Gerhardsen's political legacy is still an important force in Norwegian politics,[citation needed] especially within his own party,[5] although some of the social policies of his government have been revised. (See also Economy of Norway)

Pasttime[edit]

He inherited a hut (from his father); it was called Kristi Rolighet and it was located next to Dælivannet in Bærum.

References[edit]

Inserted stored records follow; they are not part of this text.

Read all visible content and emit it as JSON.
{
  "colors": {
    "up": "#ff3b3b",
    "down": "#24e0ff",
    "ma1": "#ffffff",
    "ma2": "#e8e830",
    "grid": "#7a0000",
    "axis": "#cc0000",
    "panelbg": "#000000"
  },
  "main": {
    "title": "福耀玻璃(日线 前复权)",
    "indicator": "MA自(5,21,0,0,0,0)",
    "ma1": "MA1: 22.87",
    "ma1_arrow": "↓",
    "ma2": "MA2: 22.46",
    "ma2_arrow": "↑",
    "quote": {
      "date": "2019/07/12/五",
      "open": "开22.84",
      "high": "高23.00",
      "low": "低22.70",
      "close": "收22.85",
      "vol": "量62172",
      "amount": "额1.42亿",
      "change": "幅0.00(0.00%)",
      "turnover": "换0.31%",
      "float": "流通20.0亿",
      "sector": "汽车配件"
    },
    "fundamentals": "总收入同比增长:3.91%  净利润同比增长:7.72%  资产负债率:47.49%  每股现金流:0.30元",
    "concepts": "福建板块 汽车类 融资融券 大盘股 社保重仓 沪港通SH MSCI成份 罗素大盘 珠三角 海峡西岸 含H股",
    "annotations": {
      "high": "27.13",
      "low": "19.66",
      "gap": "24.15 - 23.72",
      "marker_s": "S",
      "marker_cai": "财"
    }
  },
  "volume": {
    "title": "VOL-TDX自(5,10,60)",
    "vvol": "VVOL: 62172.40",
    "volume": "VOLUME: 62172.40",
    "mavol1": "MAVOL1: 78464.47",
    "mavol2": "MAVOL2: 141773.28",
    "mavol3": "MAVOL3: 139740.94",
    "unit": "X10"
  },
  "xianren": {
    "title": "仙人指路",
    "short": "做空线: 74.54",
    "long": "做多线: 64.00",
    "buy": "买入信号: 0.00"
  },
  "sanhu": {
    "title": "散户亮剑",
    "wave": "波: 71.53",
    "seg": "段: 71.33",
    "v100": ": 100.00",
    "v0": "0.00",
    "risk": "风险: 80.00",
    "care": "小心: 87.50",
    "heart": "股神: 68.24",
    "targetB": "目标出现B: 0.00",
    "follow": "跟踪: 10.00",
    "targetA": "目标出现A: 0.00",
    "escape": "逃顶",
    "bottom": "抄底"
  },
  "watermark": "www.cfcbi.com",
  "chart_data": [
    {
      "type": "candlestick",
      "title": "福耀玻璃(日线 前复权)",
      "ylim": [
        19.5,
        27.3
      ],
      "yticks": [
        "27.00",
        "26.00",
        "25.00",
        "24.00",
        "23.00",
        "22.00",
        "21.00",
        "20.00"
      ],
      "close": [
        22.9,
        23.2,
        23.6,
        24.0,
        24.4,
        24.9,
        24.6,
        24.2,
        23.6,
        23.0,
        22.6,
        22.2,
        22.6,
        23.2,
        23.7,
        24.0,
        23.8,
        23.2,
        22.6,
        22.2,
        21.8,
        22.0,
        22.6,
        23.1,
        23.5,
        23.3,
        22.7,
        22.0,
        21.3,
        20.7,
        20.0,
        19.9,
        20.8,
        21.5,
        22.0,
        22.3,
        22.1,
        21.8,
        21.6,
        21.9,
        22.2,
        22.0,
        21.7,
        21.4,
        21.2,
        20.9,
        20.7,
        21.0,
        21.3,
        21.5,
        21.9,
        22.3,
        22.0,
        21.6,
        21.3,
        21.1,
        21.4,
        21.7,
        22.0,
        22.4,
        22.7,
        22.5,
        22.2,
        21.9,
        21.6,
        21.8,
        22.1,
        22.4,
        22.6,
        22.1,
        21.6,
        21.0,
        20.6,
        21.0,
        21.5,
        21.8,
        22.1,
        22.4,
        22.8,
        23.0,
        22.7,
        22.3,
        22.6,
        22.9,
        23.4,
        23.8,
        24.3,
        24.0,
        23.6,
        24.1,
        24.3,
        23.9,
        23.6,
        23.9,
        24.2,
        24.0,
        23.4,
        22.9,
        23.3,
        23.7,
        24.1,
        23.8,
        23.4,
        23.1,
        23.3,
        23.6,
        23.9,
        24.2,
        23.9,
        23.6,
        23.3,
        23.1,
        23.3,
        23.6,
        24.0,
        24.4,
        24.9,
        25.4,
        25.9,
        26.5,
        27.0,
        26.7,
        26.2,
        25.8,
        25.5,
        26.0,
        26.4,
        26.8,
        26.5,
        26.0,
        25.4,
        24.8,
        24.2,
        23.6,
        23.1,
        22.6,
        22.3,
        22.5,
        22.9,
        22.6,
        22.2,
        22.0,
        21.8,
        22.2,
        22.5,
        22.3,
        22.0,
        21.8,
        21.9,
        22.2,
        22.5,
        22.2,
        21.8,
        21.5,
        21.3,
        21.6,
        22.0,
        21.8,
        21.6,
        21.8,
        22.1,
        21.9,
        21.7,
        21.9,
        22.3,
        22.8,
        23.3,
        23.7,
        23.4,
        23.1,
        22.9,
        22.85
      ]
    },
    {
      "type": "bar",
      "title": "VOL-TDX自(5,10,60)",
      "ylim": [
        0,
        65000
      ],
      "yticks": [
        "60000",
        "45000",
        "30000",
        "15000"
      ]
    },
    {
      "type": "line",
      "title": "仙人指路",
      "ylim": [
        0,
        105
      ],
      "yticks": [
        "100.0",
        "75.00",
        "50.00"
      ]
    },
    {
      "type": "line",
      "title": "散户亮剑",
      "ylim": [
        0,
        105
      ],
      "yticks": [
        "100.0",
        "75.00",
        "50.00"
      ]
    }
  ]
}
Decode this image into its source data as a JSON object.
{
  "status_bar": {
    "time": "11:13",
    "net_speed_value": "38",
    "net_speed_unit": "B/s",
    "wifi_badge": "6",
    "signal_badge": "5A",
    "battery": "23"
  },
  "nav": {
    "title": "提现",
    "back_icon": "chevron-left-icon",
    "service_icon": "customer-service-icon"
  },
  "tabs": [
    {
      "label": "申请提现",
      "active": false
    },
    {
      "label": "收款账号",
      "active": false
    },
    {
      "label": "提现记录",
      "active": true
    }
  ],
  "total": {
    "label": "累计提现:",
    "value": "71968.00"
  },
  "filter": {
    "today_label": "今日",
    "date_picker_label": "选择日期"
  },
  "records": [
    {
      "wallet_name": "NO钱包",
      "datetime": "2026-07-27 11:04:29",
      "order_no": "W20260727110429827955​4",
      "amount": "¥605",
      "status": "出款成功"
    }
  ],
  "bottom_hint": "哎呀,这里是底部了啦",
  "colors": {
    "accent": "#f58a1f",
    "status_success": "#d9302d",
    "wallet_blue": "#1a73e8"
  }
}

  1. ^ http://www.nrk.no/underholdning/store_norske/4347691.html
  2. ^ Maurseth, Per (1987). Gjennom kriser til makt 1920-1935. Volume three of Arbeiderbevegelsens historie i Norge (in Norwegian). Oslo: Tiden. p. 502. ISBN 82-10-02753-0. 
  3. ^ http://eavis.aftenposten.no/aftenposten/41867/20/?query=gerhardsen
  4. ^ [1]
  5. ^ Jens Stoltenberg:Vi bygger landet Speech April 22, 2010, Office of the Prime Minister, retrieved September 18, 2012
Political offices
Preceded by
Trygve Nilsen
Mayor of Oslo
1940
Succeeded by
Rolf Stranger
Preceded by
Rolf Stranger
Mayor of Oslo
1945
Succeeded by
Rolf Stranger
Preceded by
Johan Nygaardsvold1
Prime Minister of Norway
1945–1951
Succeeded by
Oscar Torp
Preceded by
Oscar Torp
Prime Minister of Norway
1955–1963
Succeeded by
John Lyng
Preceded by
John Lyng
Prime Minister of Norway
1963–1965
Succeeded by
Per Borten
Party political offices
Preceded by
Martin Tranmæl
Party secretary of the Labour Party
1923–1925
Succeeded by
Martin Tranmæl
Preceded by
Martin Tranmæl
Party secretary of the Labour Party
1936–1939
Succeeded by
Ole Øisang
Preceded by
Oscar Torp
Chairman of the Labour Party
1945–1965
Succeeded by
Trygve Bratteli